Thornburg believes the severity of the drug charges in this case dictates the couple should be sent to prison. Probation officer Mary Kay Dobbs, who handled the pre-sentence investigation, is recommending home detention.

Dobbs agrees that on paper, both defendants are strong candidates to be sent to the Indiana Department of Correction. But she has found over the past two years, as the cases were pending, both defendants have taken steps to make their lives better, something the prosecution isn’t buying.

“I get it,” Thornburg said. “They’ve cleaned themselves up since they were arrested on several crimes, but I still have to make my recommendation of punishment than rehabilitation.”

In her role as a probation officer, Dobbs must look not only at the crime and the punishment recommendation, but also into the defendants’ personal past. Her research helps to determine how a defendant landed where they are, and whether they’re a good candidate to offend again.

The fact Hoefener has stayed clean for nearly two years, passing all of his drug tests and completing the first phase of rehabilitation is positive, Dobbs said.

However, Dobbs did say in her report that she doesn’t know whether Hoefener has internalized his mistakes or if he’s just playing a role to get through sentencing.

“That’s a legitimate point,” Thornburg said. “You have to wonder is he just gaming the system or is he being real? That’s got to be taken into consideration.”

Hoefener left court Tuesday before a reporter could catch up with him. His attorneys did not return a call seeking comment.

Dobbs also feels Lee should not face prison time due to the fact she doesn’t have a criminal past.

“I have a real hard time recommending prison for her, if I’m not going to recommend it for him,” Dobbs said.

Dobbs believes the couple became involved in illegal drugs as a way to make money and got hooked.

In October 2017, Hoefener almost died from a drug overdose. Lee, who was then his girlfriend, called 911 to report Hoefener was unresponsive and turning blue. When police arrived at the motel where they were staying, they discovered the room was littered with illegal drugs and paraphernalia.
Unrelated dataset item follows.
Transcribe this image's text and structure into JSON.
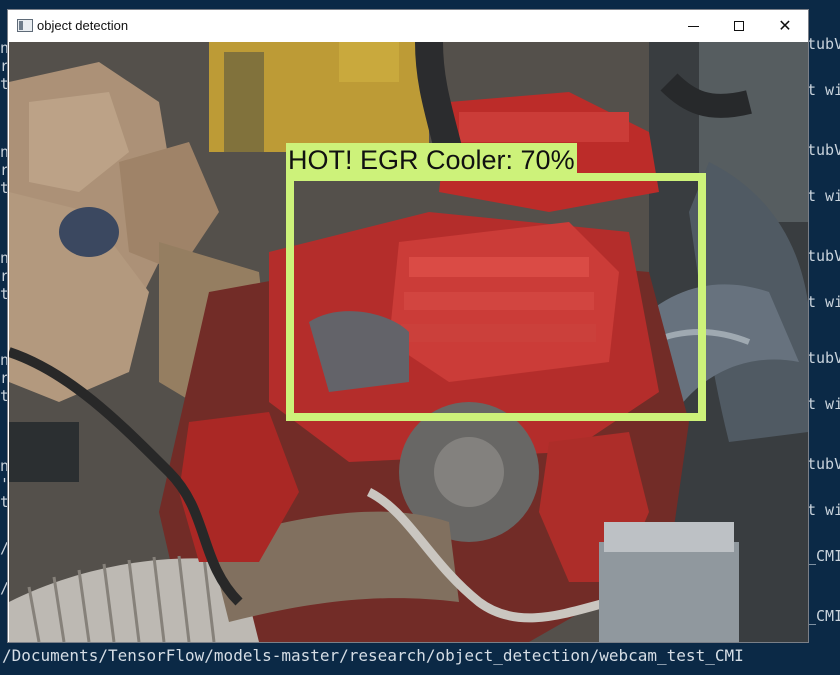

Officers found marijuana, cocaine, LSD, methamphetamine and an assortment of prescription pills inside the motel room, investigators said in their report. They also found drug paraphernalia, cash and a pistol, leading them to believe Hoefener might have been selling illegal substances prior to his overdose.

Hoefener was originally charged with multiple felonies including a Level 2 felony charge for dealing methamphetamine and a Level 3 felony charge of possession of methamphetamine.
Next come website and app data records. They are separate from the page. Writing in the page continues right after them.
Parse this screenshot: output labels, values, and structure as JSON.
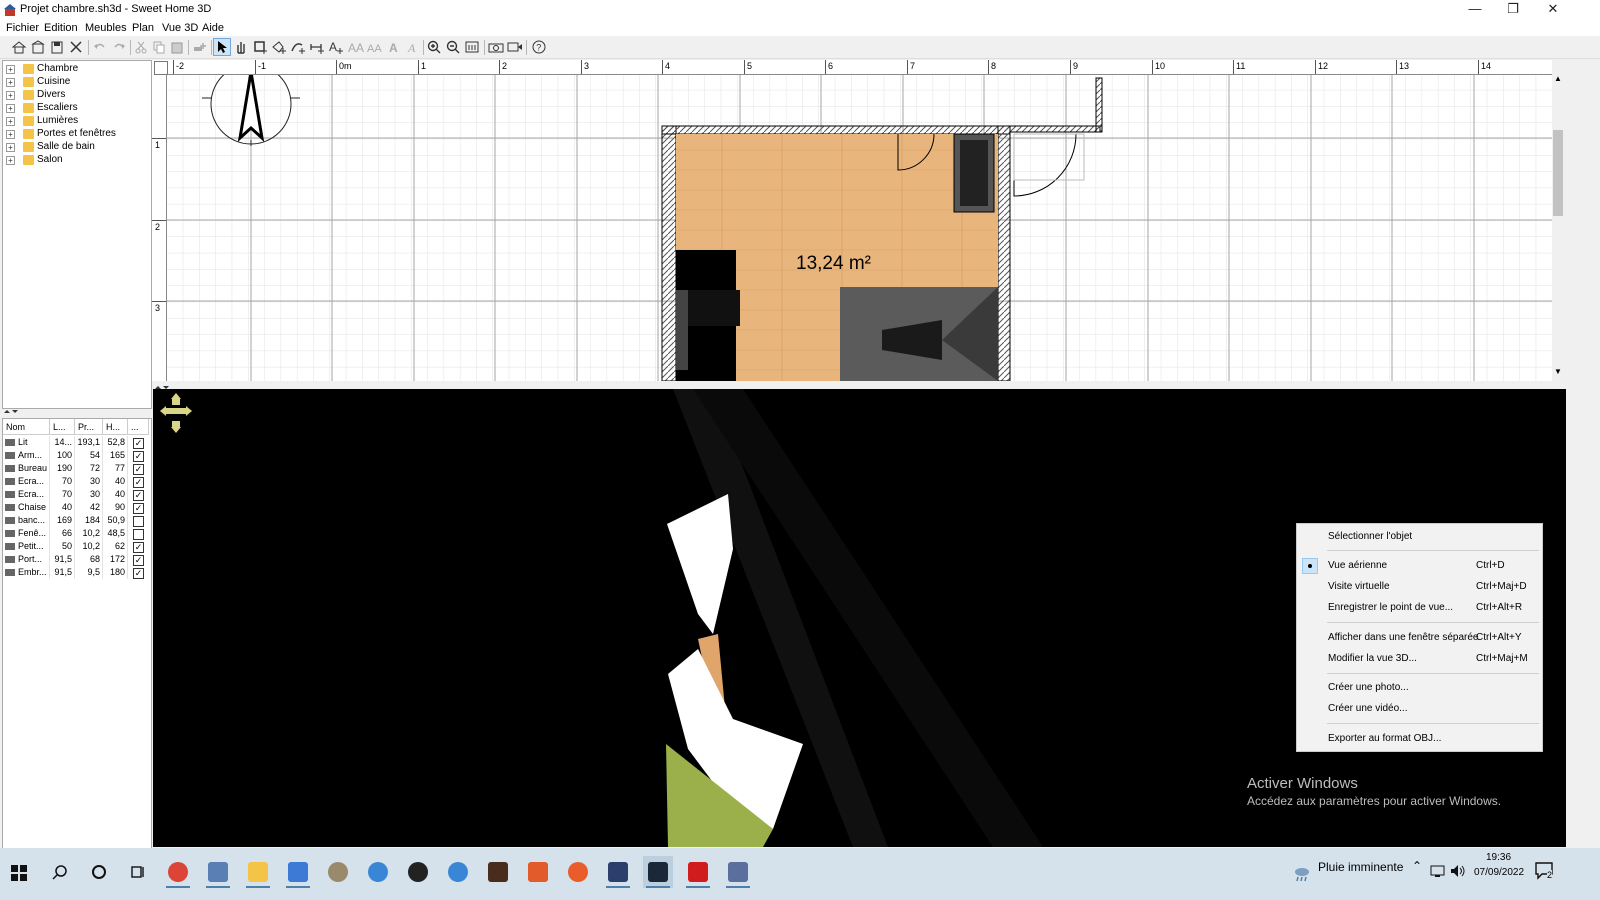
{
  "window": {
    "title": "Projet chambre.sh3d - Sweet Home 3D",
    "controls": [
      "minimize",
      "restore",
      "close"
    ]
  },
  "menubar": [
    "Fichier",
    "Edition",
    "Meubles",
    "Plan",
    "Vue 3D",
    "Aide"
  ],
  "toolbar": {
    "icons": [
      "new-home-icon",
      "open-icon",
      "save-icon",
      "cut-tool-icon",
      "undo-icon",
      "redo-icon",
      "cut-icon",
      "copy-icon",
      "paste-icon",
      "add-furniture-icon",
      "select-icon",
      "pan-icon",
      "create-walls-icon",
      "create-rooms-icon",
      "create-polylines-icon",
      "create-dimensions-icon",
      "create-labels-icon",
      "increase-text-icon",
      "decrease-text-icon",
      "bold-icon",
      "italic-icon",
      "zoom-in-icon",
      "zoom-out-icon",
      "import-furniture-icon",
      "create-photo-icon",
      "create-video-icon",
      "help-icon"
    ],
    "active": "select-icon"
  },
  "catalog": {
    "categories": [
      "Chambre",
      "Cuisine",
      "Divers",
      "Escaliers",
      "Lumières",
      "Portes et fenêtres",
      "Salle de bain",
      "Salon"
    ]
  },
  "furniture": {
    "headers": [
      "Nom",
      "L...",
      "Pr...",
      "H...",
      "..."
    ],
    "rows": [
      {
        "name": "Lit",
        "w": "14...",
        "d": "193,1",
        "h": "52,8",
        "visible": true
      },
      {
        "name": "Arm...",
        "w": "100",
        "d": "54",
        "h": "165",
        "visible": true
      },
      {
        "name": "Bureau",
        "w": "190",
        "d": "72",
        "h": "77",
        "visible": true
      },
      {
        "name": "Ecra...",
        "w": "70",
        "d": "30",
        "h": "40",
        "visible": true
      },
      {
        "name": "Ecra...",
        "w": "70",
        "d": "30",
        "h": "40",
        "visible": true
      },
      {
        "name": "Chaise",
        "w": "40",
        "d": "42",
        "h": "90",
        "visible": true
      },
      {
        "name": "banc...",
        "w": "169",
        "d": "184",
        "h": "50,9",
        "visible": false
      },
      {
        "name": "Fenê...",
        "w": "66",
        "d": "10,2",
        "h": "48,5",
        "visible": false
      },
      {
        "name": "Petit...",
        "w": "50",
        "d": "10,2",
        "h": "62",
        "visible": true
      },
      {
        "name": "Port...",
        "w": "91,5",
        "d": "68",
        "h": "172",
        "visible": true
      },
      {
        "name": "Embr...",
        "w": "91,5",
        "d": "9,5",
        "h": "180",
        "visible": true
      }
    ]
  },
  "plan": {
    "ruler_h": [
      "-2",
      "-1",
      "0m",
      "1",
      "2",
      "3",
      "4",
      "5",
      "6",
      "7",
      "8",
      "9",
      "10",
      "11",
      "12",
      "13",
      "14"
    ],
    "ruler_v": [
      "1",
      "2",
      "3"
    ],
    "room_area": "13,24 m²"
  },
  "context_menu": {
    "items": [
      {
        "label": "Sélectionner l'objet",
        "shortcut": "",
        "checked": false
      },
      {
        "label": "Vue aérienne",
        "shortcut": "Ctrl+D",
        "checked": true
      },
      {
        "label": "Visite virtuelle",
        "shortcut": "Ctrl+Maj+D",
        "checked": false
      },
      {
        "label": "Enregistrer le point de vue...",
        "shortcut": "Ctrl+Alt+R",
        "checked": false
      },
      {
        "label": "Afficher dans une fenêtre séparée",
        "shortcut": "Ctrl+Alt+Y",
        "checked": false
      },
      {
        "label": "Modifier la vue 3D...",
        "shortcut": "Ctrl+Maj+M",
        "checked": false
      },
      {
        "label": "Créer une photo...",
        "shortcut": "",
        "checked": false
      },
      {
        "label": "Créer une vidéo...",
        "shortcut": "",
        "checked": false
      },
      {
        "label": "Exporter au format OBJ...",
        "shortcut": "",
        "checked": false
      }
    ]
  },
  "watermark": {
    "line1": "Activer Windows",
    "line2": "Accédez aux paramètres pour activer Windows."
  },
  "taskbar": {
    "apps": [
      "chrome-icon",
      "photos-icon",
      "file-explorer-icon",
      "app-icon",
      "gimp-icon",
      "app-icon",
      "steam-icon",
      "app-icon",
      "app-icon",
      "app-icon",
      "opera-icon",
      "photoshop-icon",
      "steam-icon",
      "app-icon",
      "sweet-home-3d-icon"
    ],
    "weather": "Pluie imminente",
    "time": "19:36",
    "date": "07/09/2022",
    "notifications": "2"
  }
}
Lee was originally facing several counts, including a Level 3 charge of possession of methamphetamine, two lesser felonies and six misdemeanor charges.

Both have since entered into a plea agreement in which Lee will plead guilty to one Level 3 felony charge of possession of methamphetamine; a Level 6 felony charge of possession of a narcotic drug; and possession of marijuana, a Class B misdemeanor. The agreement calls for a nine-year sentence, with Thornburg asking for three years to be spent in prison.

Hoefener will plead guilty to one Level 5 felony charge of possession of methamphetamine and three Level 6 felony charges of possession of a controlled substance, and maintaining a common nuisance. His sentence calls for six years, with Thornburg asking for five years in prison.

Judge Sirk is scheduled to hear from both sides and hand down the sentences at the end of May.